The centre of the store features a changing room that’s closed off by an off-white linen curtain set on a circular track.

“A deliberate decision was made for the changing room to be a standout feature of the space, aiming to heighten the experience, rather than just a hidden part at the back,” added Kane.

A wall at the rear of the store has also been swapped for a full-height panel of glazing, which looks through to a small white brick courtyard dotted with potted plants.

Adam Kane Architects was founded in 2015 and is based in Richmond, a suburb southeast of central Melbourne. Two years ago the practice added a gabled art studio to a home in Victoria, finishing it with a corrugated metal roof and cement walls.

Photography is by Tom Blachford.

marc thorpe designs minimalist ‘sharp house’ amid new mexico desert – Designboom

marc thorpe design presents a minimalist desert retreat, developed for a retired new york city couple, entitled ‘the sharp house.’ located north of santa fe, new mexico on five acres of land, the house is designed with the intention to be as economical as possible in its construction. the featured building material of the house is exposed cast in place concrete with full height glass apertures to the north and south to allow for solar gain and cross ventilation. the interior spaces, covering 2000 square feet, comprise two bedrooms, dining, kitchen, living areas, and bath. toward the west, an integrated ladder offers access to the roof for views of the dusk and evening sky.


all images by truetopia

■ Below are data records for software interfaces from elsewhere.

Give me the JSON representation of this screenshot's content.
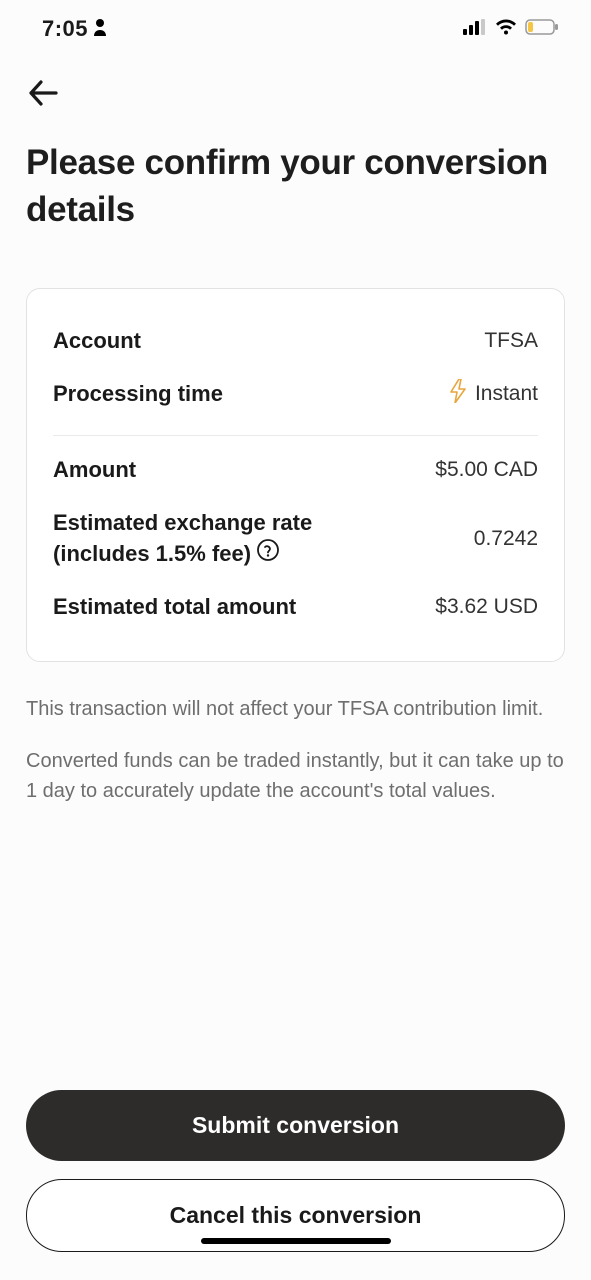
{
  "status": {
    "time": "7:05"
  },
  "page": {
    "title": "Please confirm your conversion details"
  },
  "card": {
    "account": {
      "label": "Account",
      "value": "TFSA"
    },
    "processing": {
      "label": "Processing time",
      "value": "Instant"
    },
    "amount": {
      "label": "Amount",
      "value": "$5.00 CAD"
    },
    "rate": {
      "label_line1": "Estimated exchange rate",
      "label_line2": "(includes 1.5% fee)",
      "value": "0.7242"
    },
    "total": {
      "label": "Estimated total amount",
      "value": "$3.62 USD"
    }
  },
  "disclaimers": {
    "d1": "This transaction will not affect your TFSA contribution limit.",
    "d2": "Converted funds can be traded instantly, but it can take up to 1 day to accurately update the account's total values."
  },
  "buttons": {
    "submit": "Submit conversion",
    "cancel": "Cancel this conversion"
  }
}
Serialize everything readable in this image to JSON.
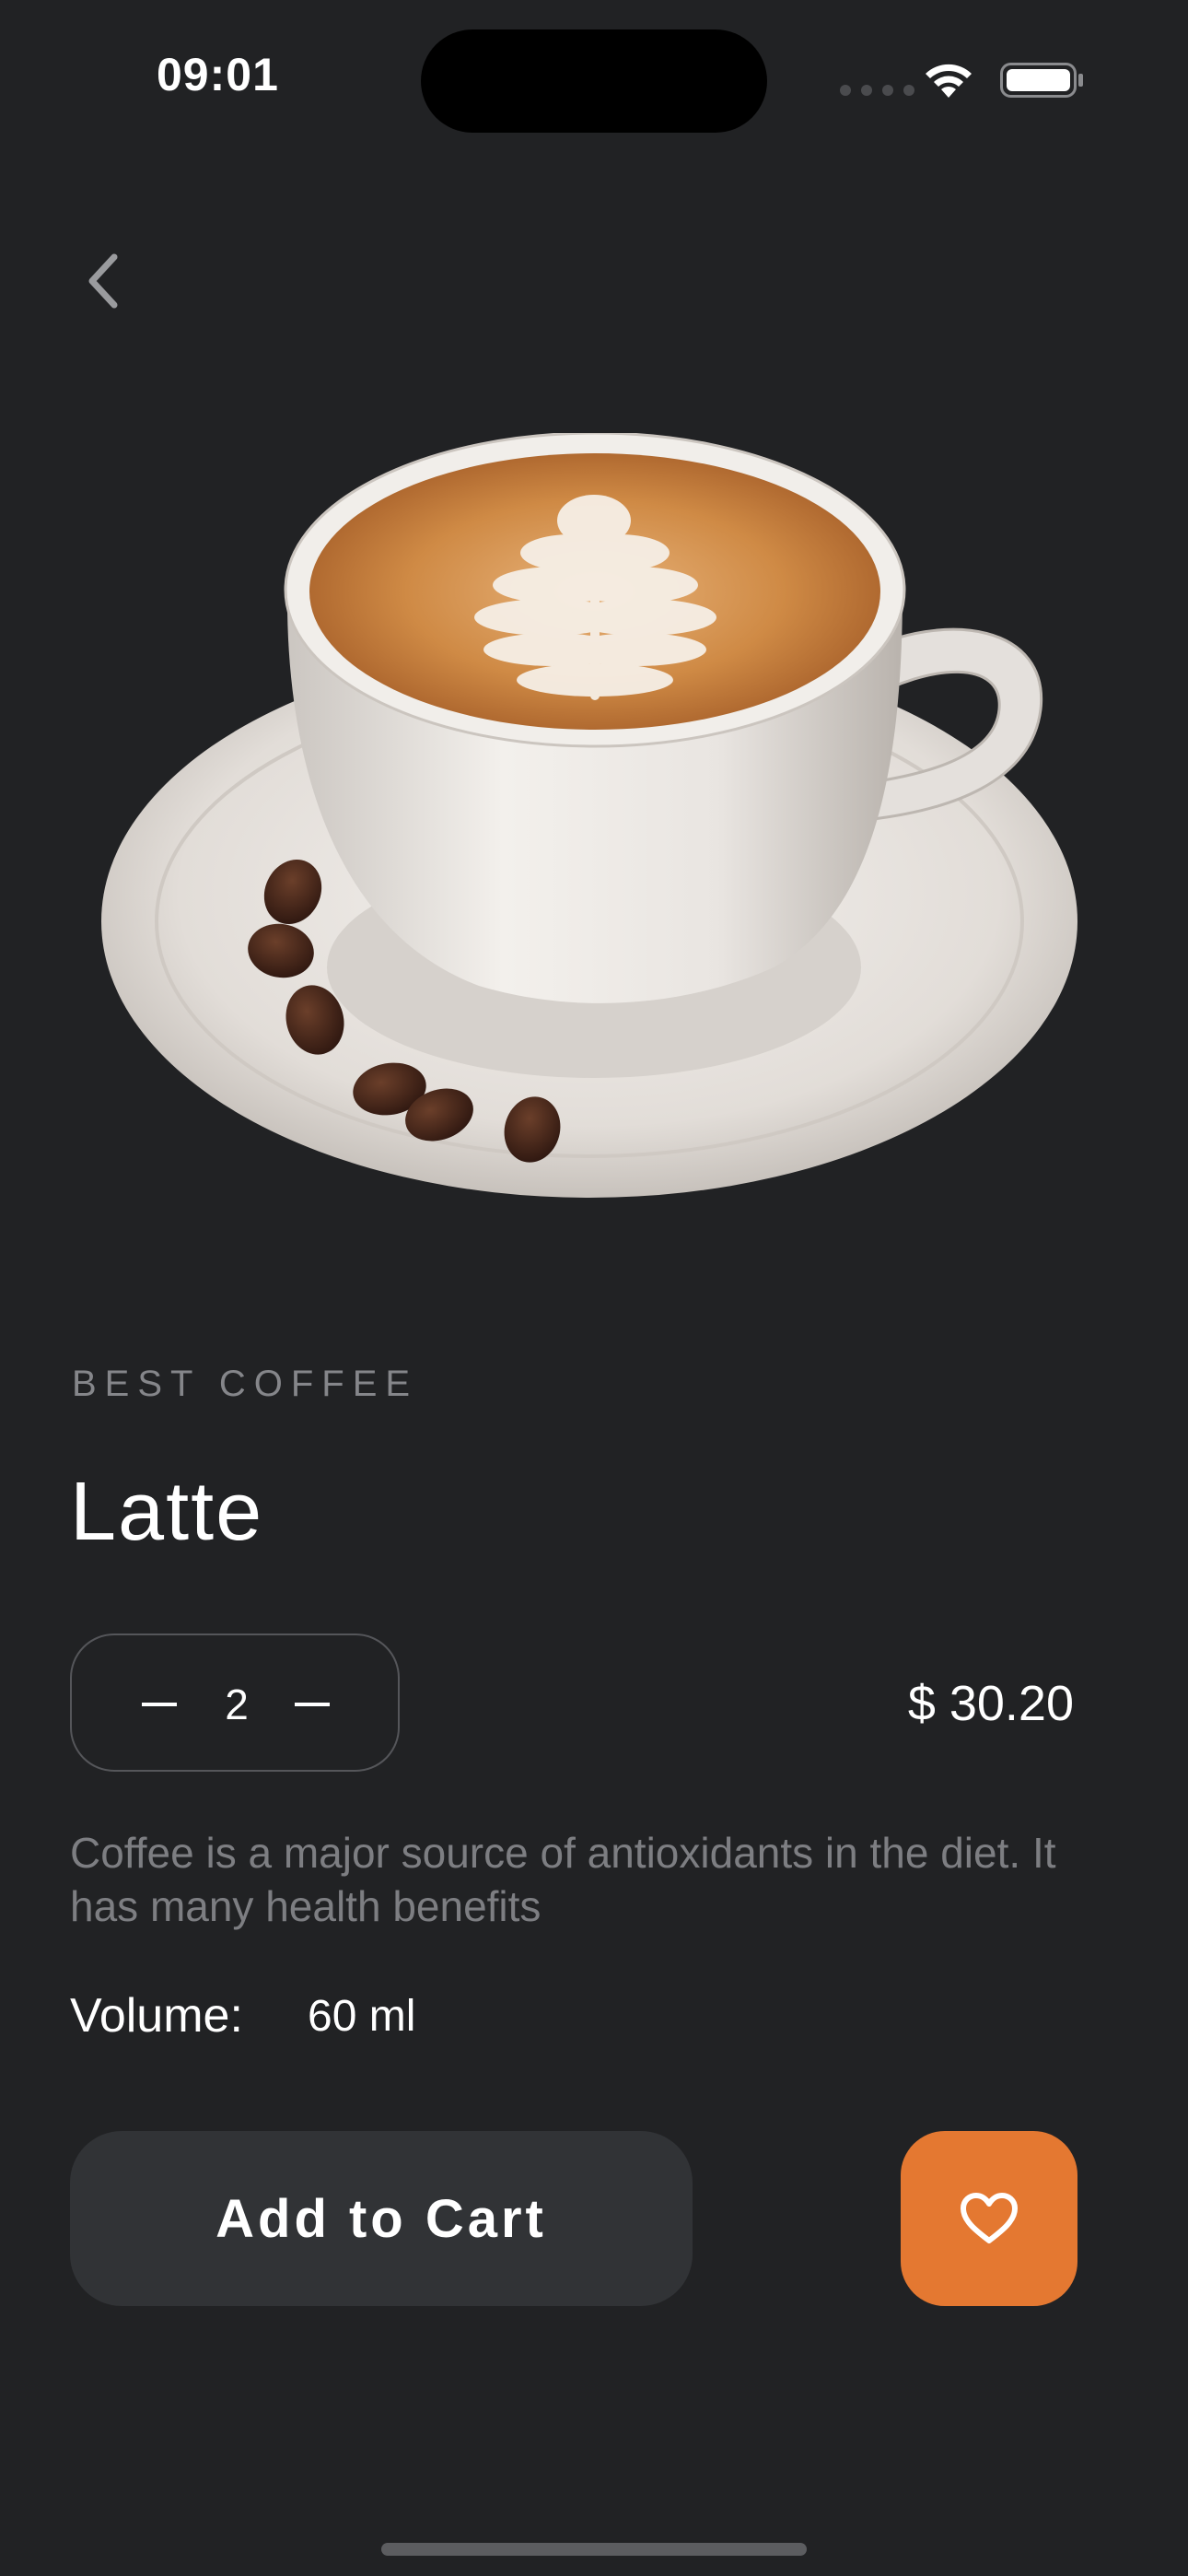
{
  "status_bar": {
    "time": "09:01"
  },
  "product": {
    "category": "BEST COFFEE",
    "name": "Latte",
    "quantity": "2",
    "price": "$ 30.20",
    "description": "Coffee is a major source of antioxidants in the diet. It has many health benefits",
    "volume_label": "Volume:",
    "volume_value": "60 ml"
  },
  "actions": {
    "add_to_cart": "Add to Cart"
  },
  "icons": {
    "back": "chevron-left-icon",
    "favorite": "heart-icon",
    "decrease": "minus-icon",
    "increase": "minus-icon"
  },
  "colors": {
    "background": "#212224",
    "accent": "#e47831",
    "button_dark": "#313336",
    "muted_text": "#7d7e82"
  }
}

the design of marc thorpe’s sharp house maintains material and geometric integrity within the architecture and makes use of these elements to reflect the program. the resulting volume expresses a neo-brutalist approach to space, a declaration against the tendency of mainstream architectural practice to prioritize exterior ornament, decorative façades, and arbitrary forms. in contradiction, the sharp house is meticulously designed as a study of space, light, and shadow — an investigation of the essence of architectural experience.

the house expresses the designer’s sound approach to its ecological impact. the large expanses of thermal mass allow the building to regulate interior temperature while naturally ventilating itself throughout the day. the house is powered by monocrystalline solar panels rated at 220 watts, powering 100% of the energy required for the home. in addition, all excess power is fed back into the power grid. it’s a back to basics approach with less becoming more and a statement for a sustainable and humble future.

project info:

project title: sharp house

architecture: MTD | marc thorpe design

construction and fabrication: ABConstruction

furniture: moroso + casamania, design by marc thorpe

image credit: truetopia